The universe is inherently mathematical. Many scientists have come to this realization, but one of the first was Galileo Galilei. In his book, The Assayer, he wrote:
[The universe] cannot be understood unless one first learns to comprehend the language and read the letters in which it is composed. It is written in the language of mathematics, and its characters are triangles, circles and other geometric figures without which it is humanly impossible to understand a single word of it.
I have always been intrigued by people who dedicate themselves to learning this language, and I had the privilege of interviewing one such person last week: Mathematics Ph.D. student Bethel McGrew.Bethel was homeschooled K-12, and her experience produced a lifelong love of learning, whether the topic was literature, science, music, or chess (she has been a competitive tournament player but can now proudly say she is no longer the highest-rated among her siblings!) She didn’t do much with co-ops or group activities, and in some ways, I would say that her experience was that of a “classic” homeschooler. Her family used curriculum when it fit their needs, and when it didn’t, they found some other way to get the job done. For example, she said that her family couldn’t find a good course for geometry, so she just read Euclid.
In case you don’t know who that is, he’s the father of geometry. His treatise, Elements, was written around 300 BC and is considered one of the most important works of mathematics to this day. That was her primary reference for learning high school geometry! This was common in her homeschooling, perhaps because her parents (each has a Ph.D.) were so academically inclined. She read many primary sources as a part of her secondary education. For example, she read the works of Josephus (a first-century Jewish historian) to learn more about the history of New Testament times.
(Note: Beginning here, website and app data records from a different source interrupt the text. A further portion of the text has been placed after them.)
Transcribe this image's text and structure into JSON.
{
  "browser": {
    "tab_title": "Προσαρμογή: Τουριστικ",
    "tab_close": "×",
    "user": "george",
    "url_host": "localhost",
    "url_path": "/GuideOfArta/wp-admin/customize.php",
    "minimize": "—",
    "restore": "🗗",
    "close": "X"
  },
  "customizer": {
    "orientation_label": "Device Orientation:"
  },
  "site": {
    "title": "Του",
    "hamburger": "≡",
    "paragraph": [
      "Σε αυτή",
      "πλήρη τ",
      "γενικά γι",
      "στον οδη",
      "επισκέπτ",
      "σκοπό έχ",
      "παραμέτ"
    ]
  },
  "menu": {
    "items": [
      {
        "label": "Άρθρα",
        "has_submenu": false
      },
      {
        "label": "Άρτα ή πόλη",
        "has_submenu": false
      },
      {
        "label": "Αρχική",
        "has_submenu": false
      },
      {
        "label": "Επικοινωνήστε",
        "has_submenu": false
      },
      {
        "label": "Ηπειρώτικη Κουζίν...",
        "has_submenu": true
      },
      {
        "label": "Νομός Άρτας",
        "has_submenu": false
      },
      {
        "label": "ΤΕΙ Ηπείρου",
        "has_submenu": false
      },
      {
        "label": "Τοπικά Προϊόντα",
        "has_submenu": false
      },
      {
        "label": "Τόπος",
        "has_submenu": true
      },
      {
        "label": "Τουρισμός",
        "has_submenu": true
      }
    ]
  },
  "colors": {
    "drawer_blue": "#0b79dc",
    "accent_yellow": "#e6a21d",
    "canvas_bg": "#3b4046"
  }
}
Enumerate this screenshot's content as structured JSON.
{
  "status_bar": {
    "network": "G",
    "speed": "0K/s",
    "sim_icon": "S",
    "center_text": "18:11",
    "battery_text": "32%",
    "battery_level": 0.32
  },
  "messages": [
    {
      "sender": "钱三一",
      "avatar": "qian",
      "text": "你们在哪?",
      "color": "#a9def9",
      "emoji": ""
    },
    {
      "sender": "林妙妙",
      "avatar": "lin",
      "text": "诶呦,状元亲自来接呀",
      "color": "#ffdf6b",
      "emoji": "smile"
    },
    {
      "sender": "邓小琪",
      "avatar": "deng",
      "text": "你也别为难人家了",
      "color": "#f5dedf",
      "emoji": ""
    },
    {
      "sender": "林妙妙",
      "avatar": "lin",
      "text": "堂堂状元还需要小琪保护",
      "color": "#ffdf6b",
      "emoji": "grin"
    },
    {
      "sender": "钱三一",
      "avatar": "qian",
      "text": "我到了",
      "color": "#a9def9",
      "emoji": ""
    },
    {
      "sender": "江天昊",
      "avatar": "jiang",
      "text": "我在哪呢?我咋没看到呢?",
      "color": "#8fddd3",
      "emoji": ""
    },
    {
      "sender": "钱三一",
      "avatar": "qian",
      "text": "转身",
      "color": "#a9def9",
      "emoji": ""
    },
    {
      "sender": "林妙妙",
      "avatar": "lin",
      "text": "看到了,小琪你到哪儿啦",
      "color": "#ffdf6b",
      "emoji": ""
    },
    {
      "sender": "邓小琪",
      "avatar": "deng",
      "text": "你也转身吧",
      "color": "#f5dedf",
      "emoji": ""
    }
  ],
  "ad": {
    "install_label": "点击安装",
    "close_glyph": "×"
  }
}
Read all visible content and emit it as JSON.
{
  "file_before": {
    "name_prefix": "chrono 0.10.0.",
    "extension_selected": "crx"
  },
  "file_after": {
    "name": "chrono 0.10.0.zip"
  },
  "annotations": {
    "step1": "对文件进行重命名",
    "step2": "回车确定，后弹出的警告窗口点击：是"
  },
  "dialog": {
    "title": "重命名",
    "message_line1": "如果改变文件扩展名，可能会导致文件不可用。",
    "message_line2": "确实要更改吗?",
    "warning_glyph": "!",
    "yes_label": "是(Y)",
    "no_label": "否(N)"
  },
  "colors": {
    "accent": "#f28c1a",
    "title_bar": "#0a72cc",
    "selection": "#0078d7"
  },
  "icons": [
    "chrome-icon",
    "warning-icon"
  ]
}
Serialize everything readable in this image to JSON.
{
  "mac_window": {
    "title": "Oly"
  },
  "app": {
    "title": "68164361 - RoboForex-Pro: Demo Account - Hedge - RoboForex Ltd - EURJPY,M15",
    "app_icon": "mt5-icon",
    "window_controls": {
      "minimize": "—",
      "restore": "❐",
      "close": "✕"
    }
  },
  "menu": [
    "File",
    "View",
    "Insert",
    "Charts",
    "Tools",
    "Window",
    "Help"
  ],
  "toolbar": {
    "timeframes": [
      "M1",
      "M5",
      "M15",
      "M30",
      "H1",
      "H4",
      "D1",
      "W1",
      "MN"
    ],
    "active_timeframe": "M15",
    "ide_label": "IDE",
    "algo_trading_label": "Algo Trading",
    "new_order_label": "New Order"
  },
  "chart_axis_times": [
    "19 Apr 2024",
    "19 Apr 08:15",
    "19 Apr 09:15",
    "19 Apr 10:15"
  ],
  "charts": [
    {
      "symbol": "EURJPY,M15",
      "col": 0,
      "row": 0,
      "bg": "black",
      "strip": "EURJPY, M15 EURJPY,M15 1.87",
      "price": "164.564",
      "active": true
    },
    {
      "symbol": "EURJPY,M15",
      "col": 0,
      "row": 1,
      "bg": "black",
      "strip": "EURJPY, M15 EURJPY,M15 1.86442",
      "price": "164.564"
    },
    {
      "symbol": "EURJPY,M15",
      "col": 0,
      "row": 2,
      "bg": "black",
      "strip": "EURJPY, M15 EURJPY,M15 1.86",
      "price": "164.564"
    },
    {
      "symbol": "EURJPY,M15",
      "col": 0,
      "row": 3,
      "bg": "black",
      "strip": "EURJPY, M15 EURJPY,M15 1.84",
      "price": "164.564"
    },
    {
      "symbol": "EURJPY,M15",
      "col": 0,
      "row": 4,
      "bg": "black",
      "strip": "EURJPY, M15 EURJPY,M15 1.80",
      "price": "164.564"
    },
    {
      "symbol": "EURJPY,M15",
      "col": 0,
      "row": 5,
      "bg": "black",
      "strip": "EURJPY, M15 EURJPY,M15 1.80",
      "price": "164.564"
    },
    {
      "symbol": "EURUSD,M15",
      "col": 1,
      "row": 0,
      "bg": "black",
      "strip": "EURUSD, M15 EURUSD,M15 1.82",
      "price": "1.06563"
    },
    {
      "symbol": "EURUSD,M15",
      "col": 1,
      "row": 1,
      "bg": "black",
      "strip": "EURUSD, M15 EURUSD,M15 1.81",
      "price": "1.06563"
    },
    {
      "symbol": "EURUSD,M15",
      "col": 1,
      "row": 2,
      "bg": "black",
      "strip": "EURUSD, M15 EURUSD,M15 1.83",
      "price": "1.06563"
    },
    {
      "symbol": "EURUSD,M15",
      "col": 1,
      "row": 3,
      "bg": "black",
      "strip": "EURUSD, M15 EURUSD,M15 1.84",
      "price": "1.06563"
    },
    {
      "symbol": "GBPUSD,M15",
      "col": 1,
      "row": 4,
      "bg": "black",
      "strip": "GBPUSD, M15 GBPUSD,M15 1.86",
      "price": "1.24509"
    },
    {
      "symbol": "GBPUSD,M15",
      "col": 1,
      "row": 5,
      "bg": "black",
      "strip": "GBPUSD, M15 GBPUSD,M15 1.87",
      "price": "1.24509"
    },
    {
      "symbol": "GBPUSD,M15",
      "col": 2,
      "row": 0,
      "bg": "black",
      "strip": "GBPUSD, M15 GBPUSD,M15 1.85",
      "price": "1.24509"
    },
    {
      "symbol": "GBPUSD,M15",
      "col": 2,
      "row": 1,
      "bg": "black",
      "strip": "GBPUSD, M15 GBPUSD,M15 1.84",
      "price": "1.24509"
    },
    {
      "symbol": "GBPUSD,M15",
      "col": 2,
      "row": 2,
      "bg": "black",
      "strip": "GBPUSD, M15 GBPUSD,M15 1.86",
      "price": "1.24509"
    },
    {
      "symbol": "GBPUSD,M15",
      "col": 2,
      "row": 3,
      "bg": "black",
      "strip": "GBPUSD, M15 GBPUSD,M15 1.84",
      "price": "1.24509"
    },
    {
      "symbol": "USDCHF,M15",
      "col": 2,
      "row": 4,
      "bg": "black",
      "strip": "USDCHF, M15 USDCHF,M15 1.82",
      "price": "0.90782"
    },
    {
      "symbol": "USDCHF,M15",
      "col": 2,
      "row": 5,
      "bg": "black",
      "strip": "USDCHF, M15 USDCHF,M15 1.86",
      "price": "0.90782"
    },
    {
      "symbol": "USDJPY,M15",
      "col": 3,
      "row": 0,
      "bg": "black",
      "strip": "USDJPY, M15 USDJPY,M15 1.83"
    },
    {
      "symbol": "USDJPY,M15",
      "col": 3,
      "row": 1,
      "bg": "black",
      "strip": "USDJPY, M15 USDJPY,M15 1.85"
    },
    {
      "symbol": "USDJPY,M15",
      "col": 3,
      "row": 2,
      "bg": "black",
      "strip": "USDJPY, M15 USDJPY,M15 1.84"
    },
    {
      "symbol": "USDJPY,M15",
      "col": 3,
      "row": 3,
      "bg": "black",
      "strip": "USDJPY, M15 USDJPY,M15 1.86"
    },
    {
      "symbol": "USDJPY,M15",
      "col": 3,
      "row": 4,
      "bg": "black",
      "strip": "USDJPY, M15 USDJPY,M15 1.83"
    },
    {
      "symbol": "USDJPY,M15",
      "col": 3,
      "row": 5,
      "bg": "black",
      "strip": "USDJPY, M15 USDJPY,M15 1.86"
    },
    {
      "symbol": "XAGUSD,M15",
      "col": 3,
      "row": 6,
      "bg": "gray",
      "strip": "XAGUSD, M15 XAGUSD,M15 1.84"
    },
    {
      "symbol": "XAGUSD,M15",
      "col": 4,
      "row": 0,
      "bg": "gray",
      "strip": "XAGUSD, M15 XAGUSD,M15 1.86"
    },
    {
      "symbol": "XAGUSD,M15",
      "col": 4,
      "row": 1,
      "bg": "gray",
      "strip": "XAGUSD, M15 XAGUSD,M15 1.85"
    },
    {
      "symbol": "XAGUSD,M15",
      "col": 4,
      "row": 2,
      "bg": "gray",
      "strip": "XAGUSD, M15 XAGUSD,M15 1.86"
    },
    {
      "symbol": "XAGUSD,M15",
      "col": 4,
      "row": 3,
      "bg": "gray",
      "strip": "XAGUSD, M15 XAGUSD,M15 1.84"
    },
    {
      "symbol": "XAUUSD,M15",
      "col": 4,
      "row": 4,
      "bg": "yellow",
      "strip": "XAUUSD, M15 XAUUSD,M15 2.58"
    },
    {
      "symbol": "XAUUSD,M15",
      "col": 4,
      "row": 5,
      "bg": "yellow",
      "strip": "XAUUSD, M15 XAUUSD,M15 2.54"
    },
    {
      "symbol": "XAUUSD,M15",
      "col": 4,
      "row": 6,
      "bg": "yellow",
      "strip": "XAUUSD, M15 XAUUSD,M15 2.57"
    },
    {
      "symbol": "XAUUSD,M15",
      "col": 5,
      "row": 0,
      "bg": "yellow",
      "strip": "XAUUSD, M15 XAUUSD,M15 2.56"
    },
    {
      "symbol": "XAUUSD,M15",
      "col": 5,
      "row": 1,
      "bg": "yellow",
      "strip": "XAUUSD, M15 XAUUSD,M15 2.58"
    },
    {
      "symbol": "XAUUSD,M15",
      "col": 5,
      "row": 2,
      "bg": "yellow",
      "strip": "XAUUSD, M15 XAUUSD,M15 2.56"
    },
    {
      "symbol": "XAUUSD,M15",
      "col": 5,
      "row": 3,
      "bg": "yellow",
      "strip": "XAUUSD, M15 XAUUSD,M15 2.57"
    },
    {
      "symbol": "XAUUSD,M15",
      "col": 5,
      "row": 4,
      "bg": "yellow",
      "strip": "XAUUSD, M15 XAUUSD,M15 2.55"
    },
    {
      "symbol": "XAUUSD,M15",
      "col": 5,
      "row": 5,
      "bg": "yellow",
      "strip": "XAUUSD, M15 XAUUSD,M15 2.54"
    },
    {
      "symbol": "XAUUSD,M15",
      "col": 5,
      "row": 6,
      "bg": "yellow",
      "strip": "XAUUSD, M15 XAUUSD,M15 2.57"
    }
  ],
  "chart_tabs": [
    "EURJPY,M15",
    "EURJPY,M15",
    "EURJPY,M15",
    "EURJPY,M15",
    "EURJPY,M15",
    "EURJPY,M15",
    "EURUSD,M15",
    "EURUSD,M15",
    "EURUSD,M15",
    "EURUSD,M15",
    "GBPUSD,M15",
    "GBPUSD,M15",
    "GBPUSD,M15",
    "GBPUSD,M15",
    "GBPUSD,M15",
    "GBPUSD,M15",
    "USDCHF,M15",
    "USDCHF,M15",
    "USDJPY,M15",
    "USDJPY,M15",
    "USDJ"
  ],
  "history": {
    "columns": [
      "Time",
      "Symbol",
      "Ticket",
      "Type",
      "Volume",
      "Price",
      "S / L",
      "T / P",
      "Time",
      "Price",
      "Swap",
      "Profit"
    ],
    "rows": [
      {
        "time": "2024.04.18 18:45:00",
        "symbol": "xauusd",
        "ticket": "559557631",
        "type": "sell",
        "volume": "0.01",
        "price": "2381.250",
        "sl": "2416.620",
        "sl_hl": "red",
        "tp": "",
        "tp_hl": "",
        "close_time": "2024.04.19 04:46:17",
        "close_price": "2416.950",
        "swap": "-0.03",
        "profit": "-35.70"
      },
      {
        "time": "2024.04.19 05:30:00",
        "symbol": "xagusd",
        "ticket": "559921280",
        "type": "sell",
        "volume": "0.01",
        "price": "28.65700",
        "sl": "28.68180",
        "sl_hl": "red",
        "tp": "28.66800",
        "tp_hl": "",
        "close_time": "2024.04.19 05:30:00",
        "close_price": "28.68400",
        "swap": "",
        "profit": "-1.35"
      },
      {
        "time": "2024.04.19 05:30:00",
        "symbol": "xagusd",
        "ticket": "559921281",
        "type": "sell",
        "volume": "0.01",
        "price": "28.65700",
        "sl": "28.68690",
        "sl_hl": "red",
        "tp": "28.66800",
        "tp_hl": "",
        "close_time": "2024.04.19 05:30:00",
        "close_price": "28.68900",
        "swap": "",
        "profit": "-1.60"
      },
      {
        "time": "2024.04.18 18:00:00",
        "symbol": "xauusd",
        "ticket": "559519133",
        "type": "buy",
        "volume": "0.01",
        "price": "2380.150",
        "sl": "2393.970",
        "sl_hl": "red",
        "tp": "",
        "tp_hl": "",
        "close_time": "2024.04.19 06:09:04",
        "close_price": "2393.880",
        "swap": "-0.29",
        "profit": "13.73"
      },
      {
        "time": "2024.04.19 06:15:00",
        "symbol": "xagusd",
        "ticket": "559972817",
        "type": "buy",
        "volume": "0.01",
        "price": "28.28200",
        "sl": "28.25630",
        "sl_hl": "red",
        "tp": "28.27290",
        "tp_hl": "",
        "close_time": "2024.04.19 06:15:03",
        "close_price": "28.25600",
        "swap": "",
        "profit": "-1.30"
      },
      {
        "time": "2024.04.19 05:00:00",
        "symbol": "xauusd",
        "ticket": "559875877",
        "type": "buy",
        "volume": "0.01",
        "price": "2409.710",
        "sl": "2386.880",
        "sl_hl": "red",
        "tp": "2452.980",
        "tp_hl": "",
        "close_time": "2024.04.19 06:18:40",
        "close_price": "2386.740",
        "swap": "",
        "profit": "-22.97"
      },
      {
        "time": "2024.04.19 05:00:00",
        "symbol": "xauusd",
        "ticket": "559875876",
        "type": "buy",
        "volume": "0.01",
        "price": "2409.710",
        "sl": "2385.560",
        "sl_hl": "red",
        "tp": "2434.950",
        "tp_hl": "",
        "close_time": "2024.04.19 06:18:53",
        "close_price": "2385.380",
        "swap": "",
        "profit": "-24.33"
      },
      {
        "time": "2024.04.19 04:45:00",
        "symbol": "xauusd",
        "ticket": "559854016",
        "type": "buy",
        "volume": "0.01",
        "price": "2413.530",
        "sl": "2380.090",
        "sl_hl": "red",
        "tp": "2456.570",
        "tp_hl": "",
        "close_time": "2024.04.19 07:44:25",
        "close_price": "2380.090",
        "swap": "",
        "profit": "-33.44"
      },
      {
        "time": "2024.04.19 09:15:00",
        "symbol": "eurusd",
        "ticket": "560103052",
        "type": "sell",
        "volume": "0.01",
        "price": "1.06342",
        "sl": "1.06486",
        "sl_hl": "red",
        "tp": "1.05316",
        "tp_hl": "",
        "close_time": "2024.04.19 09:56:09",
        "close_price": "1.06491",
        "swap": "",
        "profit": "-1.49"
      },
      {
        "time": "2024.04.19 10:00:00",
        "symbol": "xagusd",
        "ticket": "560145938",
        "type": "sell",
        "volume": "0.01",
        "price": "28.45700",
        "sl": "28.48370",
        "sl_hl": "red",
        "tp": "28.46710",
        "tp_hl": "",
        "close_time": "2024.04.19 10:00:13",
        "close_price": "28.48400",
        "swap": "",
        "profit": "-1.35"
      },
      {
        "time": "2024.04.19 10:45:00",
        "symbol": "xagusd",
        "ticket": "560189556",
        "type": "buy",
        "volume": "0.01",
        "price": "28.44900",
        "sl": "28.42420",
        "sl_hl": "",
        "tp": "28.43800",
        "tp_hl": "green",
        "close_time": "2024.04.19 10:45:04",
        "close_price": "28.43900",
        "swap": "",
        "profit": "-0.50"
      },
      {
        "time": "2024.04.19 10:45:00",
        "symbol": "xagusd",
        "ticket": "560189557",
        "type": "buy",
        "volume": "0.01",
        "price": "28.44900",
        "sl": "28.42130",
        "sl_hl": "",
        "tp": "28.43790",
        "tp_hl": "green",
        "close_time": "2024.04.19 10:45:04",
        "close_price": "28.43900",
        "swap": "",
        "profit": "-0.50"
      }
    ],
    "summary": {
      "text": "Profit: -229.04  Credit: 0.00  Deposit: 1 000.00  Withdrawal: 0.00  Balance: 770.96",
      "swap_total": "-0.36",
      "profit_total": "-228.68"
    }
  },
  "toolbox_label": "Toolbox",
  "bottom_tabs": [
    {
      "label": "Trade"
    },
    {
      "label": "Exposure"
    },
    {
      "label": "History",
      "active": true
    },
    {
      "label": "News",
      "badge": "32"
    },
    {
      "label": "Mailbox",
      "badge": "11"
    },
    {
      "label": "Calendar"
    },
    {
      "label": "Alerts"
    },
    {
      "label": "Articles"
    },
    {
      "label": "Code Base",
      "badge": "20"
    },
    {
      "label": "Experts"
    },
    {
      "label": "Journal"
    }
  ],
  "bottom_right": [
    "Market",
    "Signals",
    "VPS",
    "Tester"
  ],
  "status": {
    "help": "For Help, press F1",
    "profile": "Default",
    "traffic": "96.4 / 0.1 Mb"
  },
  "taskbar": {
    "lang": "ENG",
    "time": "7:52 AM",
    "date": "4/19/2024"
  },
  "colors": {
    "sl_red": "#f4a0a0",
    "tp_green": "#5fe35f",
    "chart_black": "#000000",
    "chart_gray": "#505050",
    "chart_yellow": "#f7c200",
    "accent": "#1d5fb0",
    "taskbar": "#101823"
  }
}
While her homeschooling experience was quite classic, her higher education was more modern. She started with distance-learning courses from Christian universities like Patrick Henry College and Bryan College. She then transferred to Western Michigan University in her home town of Kalamazoo and continued living at home while she finished her undergraduate degree. She originally thought she would pursue a career in philosophy (the field of her father’s Ph.D. and her mother’s main professional research focus) but decided to double major in philosophy and mathematics, discovering an unexpected love for the latter when some professors helped her see the beauty of math. She was offered and accepted a teaching assistantship to pursue a Ph.D. there. As a TA, she has taught everything from algebra to applied calculus, adding occasional long-distance tutoring work on the side with Asian ESL (English as a second language) students. She has earned her master’s degree en route and is currently beginning work on her dissertation in graph theory.